[What you will do] From the data that follows, copy every line holding the string "sources".

[Source records]
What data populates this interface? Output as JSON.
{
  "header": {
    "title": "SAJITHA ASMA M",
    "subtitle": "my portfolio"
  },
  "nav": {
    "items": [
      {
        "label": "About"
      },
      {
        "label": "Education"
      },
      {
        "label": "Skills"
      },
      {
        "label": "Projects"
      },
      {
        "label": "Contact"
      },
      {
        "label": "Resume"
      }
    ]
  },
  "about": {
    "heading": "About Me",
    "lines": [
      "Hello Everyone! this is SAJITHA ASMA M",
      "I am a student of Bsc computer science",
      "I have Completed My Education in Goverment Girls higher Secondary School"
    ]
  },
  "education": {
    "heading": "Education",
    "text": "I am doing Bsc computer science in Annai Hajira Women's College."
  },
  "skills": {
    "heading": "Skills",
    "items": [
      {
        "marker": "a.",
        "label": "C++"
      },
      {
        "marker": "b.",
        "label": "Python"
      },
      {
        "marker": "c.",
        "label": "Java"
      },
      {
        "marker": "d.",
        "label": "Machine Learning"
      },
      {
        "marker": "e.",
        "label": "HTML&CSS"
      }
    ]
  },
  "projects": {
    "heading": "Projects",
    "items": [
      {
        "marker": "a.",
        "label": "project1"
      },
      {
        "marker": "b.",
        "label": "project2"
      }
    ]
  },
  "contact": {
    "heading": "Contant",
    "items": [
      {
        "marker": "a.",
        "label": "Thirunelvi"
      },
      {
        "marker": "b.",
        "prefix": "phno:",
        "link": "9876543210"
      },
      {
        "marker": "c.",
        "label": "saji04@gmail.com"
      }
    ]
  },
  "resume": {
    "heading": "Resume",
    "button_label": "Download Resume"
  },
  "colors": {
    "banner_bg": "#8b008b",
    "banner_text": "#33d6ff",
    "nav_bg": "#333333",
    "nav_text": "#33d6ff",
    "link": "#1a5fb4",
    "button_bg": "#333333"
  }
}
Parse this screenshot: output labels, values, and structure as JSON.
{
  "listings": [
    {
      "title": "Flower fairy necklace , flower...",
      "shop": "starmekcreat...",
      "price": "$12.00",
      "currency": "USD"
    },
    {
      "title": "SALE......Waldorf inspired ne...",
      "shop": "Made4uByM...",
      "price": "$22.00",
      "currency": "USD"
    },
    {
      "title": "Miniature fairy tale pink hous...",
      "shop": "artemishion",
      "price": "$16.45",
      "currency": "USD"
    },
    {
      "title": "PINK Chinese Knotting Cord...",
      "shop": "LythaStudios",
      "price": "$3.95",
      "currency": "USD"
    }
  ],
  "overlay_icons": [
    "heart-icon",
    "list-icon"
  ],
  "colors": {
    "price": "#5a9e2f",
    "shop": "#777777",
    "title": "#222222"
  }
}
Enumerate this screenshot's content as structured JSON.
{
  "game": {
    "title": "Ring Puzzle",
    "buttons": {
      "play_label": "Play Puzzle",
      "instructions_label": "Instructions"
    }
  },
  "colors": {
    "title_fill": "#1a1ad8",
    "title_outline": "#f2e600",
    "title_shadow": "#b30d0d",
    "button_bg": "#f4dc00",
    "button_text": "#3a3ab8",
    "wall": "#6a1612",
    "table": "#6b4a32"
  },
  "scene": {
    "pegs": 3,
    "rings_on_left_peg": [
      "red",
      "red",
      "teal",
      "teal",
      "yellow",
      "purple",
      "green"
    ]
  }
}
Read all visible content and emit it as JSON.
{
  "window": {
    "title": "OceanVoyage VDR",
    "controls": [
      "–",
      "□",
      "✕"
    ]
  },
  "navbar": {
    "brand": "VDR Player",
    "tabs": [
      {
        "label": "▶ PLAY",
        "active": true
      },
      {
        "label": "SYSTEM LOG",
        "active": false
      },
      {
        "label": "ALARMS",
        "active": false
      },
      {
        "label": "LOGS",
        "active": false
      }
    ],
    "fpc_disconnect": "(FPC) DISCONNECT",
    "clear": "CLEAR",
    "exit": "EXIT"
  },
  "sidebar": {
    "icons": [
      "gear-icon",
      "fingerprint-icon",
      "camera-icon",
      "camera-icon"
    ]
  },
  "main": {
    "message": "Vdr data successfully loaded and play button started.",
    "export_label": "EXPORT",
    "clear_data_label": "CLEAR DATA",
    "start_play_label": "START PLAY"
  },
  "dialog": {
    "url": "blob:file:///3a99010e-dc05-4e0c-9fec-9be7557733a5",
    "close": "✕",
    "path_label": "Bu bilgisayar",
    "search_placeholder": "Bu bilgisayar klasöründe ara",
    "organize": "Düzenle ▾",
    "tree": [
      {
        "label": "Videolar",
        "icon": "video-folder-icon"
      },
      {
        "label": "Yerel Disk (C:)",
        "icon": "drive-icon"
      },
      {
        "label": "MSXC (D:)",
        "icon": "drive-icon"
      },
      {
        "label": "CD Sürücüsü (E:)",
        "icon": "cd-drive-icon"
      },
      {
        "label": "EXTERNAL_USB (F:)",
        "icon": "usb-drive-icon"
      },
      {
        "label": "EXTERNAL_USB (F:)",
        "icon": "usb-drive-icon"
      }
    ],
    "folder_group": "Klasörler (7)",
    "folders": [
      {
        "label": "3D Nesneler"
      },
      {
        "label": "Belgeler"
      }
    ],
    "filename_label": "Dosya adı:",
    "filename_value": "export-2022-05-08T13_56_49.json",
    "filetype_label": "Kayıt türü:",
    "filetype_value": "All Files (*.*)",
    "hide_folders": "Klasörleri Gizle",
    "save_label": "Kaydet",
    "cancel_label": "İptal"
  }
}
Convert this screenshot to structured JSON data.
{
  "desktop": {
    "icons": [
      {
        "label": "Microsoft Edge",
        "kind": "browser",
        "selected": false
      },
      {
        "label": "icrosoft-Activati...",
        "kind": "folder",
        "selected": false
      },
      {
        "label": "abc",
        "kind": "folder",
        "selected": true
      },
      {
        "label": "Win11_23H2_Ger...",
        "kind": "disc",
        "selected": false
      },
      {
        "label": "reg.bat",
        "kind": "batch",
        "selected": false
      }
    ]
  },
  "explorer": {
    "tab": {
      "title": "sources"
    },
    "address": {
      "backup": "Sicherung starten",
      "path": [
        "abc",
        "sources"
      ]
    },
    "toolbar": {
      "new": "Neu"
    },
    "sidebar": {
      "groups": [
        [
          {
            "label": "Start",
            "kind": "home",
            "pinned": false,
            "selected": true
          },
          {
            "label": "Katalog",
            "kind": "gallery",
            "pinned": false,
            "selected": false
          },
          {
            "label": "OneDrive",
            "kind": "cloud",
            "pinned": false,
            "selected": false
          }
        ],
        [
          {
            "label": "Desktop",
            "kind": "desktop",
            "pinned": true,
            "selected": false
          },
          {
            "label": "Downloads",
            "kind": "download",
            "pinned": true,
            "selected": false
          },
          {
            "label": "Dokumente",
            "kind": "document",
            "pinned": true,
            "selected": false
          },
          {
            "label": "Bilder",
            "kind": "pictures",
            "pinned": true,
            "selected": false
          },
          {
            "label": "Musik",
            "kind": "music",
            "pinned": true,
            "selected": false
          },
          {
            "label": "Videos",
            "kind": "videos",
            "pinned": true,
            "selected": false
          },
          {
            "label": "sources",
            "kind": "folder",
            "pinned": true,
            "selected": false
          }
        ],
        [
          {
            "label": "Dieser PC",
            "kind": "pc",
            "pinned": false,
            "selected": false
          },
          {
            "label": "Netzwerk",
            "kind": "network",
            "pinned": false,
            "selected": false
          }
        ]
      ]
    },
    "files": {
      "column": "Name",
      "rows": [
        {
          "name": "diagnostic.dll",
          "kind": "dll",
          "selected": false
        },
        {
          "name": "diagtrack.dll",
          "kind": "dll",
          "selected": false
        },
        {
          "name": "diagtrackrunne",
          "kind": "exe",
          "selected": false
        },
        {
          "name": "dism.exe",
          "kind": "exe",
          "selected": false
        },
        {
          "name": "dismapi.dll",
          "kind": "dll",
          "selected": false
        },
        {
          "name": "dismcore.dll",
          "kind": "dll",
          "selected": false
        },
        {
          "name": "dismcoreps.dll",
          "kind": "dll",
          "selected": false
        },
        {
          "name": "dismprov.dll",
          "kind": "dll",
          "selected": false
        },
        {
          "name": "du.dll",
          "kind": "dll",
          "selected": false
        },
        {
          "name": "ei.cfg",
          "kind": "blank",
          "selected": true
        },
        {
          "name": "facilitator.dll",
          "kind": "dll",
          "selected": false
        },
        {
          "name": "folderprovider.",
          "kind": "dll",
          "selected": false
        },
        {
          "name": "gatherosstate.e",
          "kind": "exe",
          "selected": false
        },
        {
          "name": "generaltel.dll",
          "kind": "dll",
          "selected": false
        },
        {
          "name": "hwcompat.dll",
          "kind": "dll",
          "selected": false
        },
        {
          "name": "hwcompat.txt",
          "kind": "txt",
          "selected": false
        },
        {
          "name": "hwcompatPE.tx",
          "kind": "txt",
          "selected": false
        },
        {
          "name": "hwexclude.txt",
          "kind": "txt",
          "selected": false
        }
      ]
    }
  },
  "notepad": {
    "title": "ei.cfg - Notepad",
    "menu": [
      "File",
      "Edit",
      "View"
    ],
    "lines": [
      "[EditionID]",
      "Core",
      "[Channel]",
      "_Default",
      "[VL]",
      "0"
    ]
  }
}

[Final answer]
      "title": "sources"
        "sources"
            "label": "sources",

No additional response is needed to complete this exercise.